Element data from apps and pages
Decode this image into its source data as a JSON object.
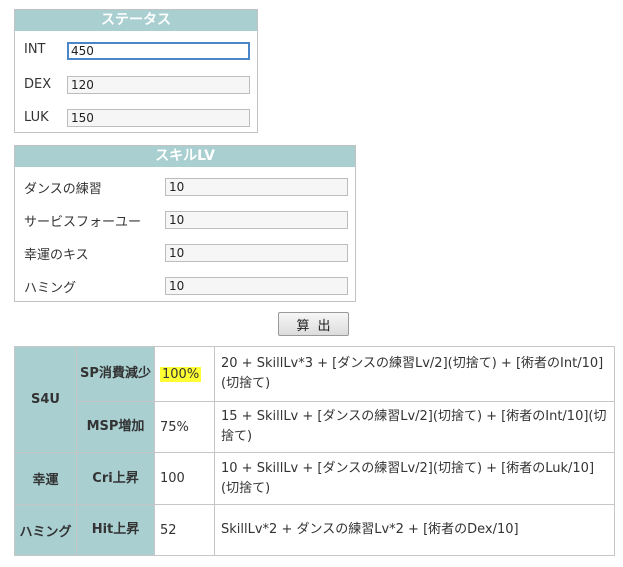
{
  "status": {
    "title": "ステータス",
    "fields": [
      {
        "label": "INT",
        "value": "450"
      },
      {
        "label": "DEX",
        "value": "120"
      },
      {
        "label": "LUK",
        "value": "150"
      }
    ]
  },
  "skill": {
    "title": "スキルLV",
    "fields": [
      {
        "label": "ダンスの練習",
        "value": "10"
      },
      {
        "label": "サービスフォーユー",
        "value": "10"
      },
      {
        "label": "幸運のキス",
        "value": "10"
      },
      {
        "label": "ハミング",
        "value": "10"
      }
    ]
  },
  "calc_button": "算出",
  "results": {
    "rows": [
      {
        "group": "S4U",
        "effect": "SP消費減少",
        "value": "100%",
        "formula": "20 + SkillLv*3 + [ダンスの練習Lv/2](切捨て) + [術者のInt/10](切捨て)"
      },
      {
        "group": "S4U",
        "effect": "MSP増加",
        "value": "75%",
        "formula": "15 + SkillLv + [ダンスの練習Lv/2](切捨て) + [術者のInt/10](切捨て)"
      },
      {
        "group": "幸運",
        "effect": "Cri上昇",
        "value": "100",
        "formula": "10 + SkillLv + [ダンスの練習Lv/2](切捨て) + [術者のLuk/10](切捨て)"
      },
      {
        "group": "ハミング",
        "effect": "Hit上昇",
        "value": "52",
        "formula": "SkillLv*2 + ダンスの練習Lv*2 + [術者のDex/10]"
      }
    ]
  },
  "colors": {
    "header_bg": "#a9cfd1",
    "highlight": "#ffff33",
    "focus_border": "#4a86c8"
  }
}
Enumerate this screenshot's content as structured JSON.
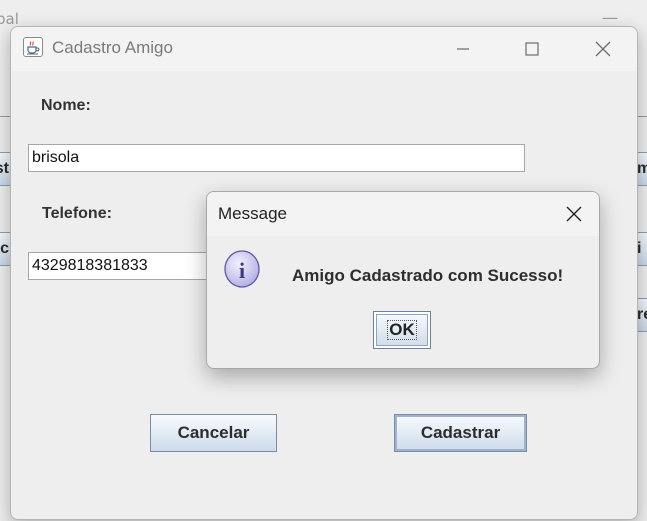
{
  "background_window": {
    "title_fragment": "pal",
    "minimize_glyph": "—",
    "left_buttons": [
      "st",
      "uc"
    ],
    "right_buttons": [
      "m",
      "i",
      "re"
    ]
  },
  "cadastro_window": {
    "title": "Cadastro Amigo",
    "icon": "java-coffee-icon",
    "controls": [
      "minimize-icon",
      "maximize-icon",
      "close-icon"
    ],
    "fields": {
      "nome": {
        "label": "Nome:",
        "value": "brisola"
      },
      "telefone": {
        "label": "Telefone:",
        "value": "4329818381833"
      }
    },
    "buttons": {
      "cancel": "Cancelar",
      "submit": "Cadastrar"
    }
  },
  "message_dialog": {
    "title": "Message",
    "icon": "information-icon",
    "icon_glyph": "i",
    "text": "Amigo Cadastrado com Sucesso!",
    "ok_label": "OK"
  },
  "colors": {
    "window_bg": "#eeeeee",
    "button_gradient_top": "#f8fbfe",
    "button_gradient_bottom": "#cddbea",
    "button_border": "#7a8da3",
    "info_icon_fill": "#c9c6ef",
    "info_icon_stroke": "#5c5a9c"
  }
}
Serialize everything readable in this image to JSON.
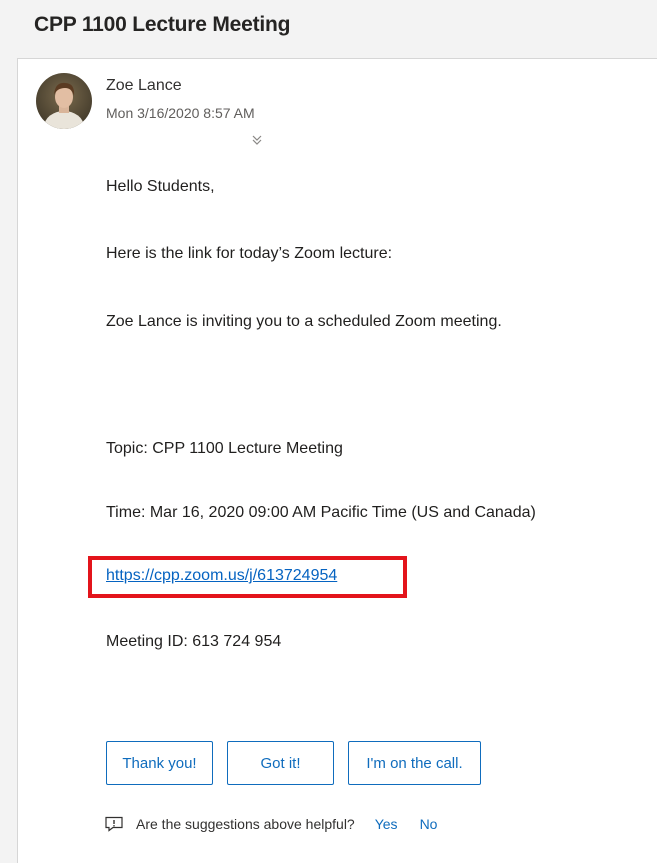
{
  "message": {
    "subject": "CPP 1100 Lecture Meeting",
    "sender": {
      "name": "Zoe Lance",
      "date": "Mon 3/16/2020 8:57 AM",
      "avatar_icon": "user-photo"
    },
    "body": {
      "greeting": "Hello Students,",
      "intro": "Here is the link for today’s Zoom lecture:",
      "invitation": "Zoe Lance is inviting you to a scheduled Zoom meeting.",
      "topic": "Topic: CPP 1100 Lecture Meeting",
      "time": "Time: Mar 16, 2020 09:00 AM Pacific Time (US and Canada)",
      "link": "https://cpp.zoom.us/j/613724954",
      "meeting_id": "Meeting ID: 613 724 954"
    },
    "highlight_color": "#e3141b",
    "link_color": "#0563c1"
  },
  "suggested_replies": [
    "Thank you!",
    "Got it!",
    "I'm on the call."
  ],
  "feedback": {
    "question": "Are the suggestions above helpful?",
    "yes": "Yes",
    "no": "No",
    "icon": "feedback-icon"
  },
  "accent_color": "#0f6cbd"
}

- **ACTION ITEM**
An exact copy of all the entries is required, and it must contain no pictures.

- **ANSWER FOR THIS EXERCISE**
Decode this image into its source data as a JSON object.
{
  "status": {
    "title": "ステータス",
    "fields": [
      {
        "label": "INT",
        "value": "450"
      },
      {
        "label": "DEX",
        "value": "120"
      },
      {
        "label": "LUK",
        "value": "150"
      }
    ]
  },
  "skill": {
    "title": "スキルLV",
    "fields": [
      {
        "label": "ダンスの練習",
        "value": "10"
      },
      {
        "label": "サービスフォーユー",
        "value": "10"
      },
      {
        "label": "幸運のキス",
        "value": "10"
      },
      {
        "label": "ハミング",
        "value": "10"
      }
    ]
  },
  "calc_button": "算出",
  "results": {
    "rows": [
      {
        "group": "S4U",
        "effect": "SP消費減少",
        "value": "100%",
        "formula": "20 + SkillLv*3 + [ダンスの練習Lv/2](切捨て) + [術者のInt/10](切捨て)"
      },
      {
        "group": "S4U",
        "effect": "MSP増加",
        "value": "75%",
        "formula": "15 + SkillLv + [ダンスの練習Lv/2](切捨て) + [術者のInt/10](切捨て)"
      },
      {
        "group": "幸運",
        "effect": "Cri上昇",
        "value": "100",
        "formula": "10 + SkillLv + [ダンスの練習Lv/2](切捨て) + [術者のLuk/10](切捨て)"
      },
      {
        "group": "ハミング",
        "effect": "Hit上昇",
        "value": "52",
        "formula": "SkillLv*2 + ダンスの練習Lv*2 + [術者のDex/10]"
      }
    ]
  },
  "colors": {
    "header_bg": "#a9cfd1",
    "highlight": "#ffff33",
    "focus_border": "#4a86c8"
  }
}
Enumerate this screenshot's content as structured JSON.
{
  "background_window": {
    "title_fragment": "pal",
    "minimize_glyph": "—",
    "left_buttons": [
      "st",
      "uc"
    ],
    "right_buttons": [
      "m",
      "i",
      "re"
    ]
  },
  "cadastro_window": {
    "title": "Cadastro Amigo",
    "icon": "java-coffee-icon",
    "controls": [
      "minimize-icon",
      "maximize-icon",
      "close-icon"
    ],
    "fields": {
      "nome": {
        "label": "Nome:",
        "value": "brisola"
      },
      "telefone": {
        "label": "Telefone:",
        "value": "4329818381833"
      }
    },
    "buttons": {
      "cancel": "Cancelar",
      "submit": "Cadastrar"
    }
  },
  "message_dialog": {
    "title": "Message",
    "icon": "information-icon",
    "icon_glyph": "i",
    "text": "Amigo Cadastrado com Sucesso!",
    "ok_label": "OK"
  },
  "colors": {
    "window_bg": "#eeeeee",
    "button_gradient_top": "#f8fbfe",
    "button_gradient_bottom": "#cddbea",
    "button_border": "#7a8da3",
    "info_icon_fill": "#c9c6ef",
    "info_icon_stroke": "#5c5a9c"
  }
}
Serialize everything readable in this image to JSON.
{
  "message": {
    "subject": "CPP 1100 Lecture Meeting",
    "sender": {
      "name": "Zoe Lance",
      "date": "Mon 3/16/2020 8:57 AM",
      "avatar_icon": "user-photo"
    },
    "body": {
      "greeting": "Hello Students,",
      "intro": "Here is the link for today’s Zoom lecture:",
      "invitation": "Zoe Lance is inviting you to a scheduled Zoom meeting.",
      "topic": "Topic: CPP 1100 Lecture Meeting",
      "time": "Time: Mar 16, 2020 09:00 AM Pacific Time (US and Canada)",
      "link": "https://cpp.zoom.us/j/613724954",
      "meeting_id": "Meeting ID: 613 724 954"
    },
    "highlight_color": "#e3141b",
    "link_color": "#0563c1"
  },
  "suggested_replies": [
    "Thank you!",
    "Got it!",
    "I'm on the call."
  ],
  "feedback": {
    "question": "Are the suggestions above helpful?",
    "yes": "Yes",
    "no": "No",
    "icon": "feedback-icon"
  },
  "accent_color": "#0f6cbd"
}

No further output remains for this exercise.